_Assignment_
A line belongs in the answer only if it contains the word "JSON"; copy every such line from the listing below.

_Data extract_
'''
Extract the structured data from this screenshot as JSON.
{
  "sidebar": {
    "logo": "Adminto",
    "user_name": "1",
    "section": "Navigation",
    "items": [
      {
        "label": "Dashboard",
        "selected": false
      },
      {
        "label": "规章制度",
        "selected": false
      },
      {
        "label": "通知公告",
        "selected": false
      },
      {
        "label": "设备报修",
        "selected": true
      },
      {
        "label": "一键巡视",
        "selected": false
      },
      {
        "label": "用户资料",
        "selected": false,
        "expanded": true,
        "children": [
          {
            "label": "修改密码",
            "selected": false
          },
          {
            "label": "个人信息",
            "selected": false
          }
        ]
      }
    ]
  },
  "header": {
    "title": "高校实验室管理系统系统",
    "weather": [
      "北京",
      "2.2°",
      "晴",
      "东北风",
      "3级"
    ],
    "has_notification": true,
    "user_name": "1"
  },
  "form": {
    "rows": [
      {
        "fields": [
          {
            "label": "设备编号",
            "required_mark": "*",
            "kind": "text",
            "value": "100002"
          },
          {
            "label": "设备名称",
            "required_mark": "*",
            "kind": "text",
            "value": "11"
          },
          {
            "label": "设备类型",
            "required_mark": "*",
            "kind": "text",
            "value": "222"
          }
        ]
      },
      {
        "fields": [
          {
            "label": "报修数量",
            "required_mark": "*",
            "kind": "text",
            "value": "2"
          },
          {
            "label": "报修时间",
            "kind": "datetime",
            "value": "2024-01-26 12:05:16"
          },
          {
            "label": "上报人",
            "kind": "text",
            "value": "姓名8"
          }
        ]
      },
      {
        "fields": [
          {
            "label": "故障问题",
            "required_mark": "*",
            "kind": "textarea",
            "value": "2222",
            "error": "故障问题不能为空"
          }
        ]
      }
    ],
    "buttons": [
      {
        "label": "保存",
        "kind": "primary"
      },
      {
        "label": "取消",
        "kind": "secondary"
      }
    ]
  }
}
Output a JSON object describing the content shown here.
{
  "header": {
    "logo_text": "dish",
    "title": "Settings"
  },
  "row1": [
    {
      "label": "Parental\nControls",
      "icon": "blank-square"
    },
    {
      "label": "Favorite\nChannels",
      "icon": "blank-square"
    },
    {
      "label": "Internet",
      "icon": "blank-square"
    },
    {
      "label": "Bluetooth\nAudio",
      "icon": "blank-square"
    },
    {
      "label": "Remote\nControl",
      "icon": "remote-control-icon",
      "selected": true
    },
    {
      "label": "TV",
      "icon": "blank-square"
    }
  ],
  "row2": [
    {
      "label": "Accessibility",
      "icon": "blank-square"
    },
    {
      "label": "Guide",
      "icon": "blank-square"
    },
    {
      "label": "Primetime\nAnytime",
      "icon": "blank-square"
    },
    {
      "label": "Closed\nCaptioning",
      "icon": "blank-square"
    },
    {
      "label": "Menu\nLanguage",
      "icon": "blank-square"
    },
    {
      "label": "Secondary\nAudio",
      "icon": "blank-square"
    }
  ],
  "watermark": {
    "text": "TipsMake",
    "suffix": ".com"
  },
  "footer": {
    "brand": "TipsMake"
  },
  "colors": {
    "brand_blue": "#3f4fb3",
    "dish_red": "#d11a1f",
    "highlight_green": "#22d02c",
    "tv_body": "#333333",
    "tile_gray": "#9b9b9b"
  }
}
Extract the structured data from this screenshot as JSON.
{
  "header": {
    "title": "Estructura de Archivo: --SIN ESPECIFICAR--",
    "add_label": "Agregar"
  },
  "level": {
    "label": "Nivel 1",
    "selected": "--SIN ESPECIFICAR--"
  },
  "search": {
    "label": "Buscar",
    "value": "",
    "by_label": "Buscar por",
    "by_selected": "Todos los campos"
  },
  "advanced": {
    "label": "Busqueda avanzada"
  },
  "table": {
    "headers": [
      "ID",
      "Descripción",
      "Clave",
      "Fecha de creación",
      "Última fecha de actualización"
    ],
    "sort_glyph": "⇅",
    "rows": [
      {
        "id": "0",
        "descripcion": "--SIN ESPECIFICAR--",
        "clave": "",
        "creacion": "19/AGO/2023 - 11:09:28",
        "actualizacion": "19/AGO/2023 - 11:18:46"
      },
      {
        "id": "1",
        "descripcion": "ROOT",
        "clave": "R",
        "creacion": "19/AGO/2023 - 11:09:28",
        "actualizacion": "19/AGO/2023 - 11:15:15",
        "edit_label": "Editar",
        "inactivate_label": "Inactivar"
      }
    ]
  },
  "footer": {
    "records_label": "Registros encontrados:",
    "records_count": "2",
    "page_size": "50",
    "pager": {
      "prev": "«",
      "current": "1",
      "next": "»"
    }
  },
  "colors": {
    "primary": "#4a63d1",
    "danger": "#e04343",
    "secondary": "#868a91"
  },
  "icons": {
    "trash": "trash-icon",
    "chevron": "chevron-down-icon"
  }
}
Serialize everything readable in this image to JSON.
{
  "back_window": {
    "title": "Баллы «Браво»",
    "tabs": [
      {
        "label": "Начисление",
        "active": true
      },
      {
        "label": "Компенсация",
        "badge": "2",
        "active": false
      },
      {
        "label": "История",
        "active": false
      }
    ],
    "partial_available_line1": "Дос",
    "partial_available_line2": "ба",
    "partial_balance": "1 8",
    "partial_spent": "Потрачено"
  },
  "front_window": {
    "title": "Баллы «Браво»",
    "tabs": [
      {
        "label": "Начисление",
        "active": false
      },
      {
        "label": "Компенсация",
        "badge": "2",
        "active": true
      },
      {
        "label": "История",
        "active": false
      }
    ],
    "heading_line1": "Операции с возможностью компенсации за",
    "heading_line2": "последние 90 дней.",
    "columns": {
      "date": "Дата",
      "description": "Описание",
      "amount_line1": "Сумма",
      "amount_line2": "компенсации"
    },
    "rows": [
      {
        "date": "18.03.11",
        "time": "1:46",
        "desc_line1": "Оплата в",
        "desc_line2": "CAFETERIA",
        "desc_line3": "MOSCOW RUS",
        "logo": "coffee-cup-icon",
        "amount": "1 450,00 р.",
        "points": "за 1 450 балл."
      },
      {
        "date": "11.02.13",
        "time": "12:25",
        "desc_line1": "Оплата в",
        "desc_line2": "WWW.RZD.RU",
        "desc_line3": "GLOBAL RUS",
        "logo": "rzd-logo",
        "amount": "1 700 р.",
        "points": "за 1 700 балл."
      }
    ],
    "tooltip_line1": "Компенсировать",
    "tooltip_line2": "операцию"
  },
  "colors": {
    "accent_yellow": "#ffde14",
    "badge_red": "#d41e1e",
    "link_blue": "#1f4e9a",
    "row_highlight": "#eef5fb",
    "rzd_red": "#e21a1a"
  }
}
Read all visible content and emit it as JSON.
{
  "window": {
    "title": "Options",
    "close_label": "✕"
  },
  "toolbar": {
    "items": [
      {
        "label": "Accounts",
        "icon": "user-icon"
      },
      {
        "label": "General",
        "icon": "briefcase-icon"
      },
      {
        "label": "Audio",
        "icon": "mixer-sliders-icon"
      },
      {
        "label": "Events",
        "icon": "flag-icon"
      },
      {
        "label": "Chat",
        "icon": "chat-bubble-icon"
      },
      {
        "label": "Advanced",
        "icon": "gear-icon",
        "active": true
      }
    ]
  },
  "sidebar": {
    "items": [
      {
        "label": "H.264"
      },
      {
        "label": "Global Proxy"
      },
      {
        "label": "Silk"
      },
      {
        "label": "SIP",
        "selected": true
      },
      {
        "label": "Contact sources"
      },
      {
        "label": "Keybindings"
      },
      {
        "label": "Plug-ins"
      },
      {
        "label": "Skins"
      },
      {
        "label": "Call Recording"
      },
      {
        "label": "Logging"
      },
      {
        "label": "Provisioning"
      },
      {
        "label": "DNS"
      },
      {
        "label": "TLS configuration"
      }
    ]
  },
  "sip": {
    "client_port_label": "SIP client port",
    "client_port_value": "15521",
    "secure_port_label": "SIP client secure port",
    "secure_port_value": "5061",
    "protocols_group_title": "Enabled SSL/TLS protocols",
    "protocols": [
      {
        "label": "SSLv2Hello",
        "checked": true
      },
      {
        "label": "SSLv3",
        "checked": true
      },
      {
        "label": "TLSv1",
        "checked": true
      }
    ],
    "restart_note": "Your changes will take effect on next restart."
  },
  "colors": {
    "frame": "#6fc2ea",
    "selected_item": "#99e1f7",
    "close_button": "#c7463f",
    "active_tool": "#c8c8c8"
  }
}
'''
_Output below_
Extract the structured data from this screenshot as JSON.
Output a JSON object describing the content shown here.
Extract the structured data from this screenshot as JSON.
Serialize everything readable in this image to JSON.
Read all visible content and emit it as JSON.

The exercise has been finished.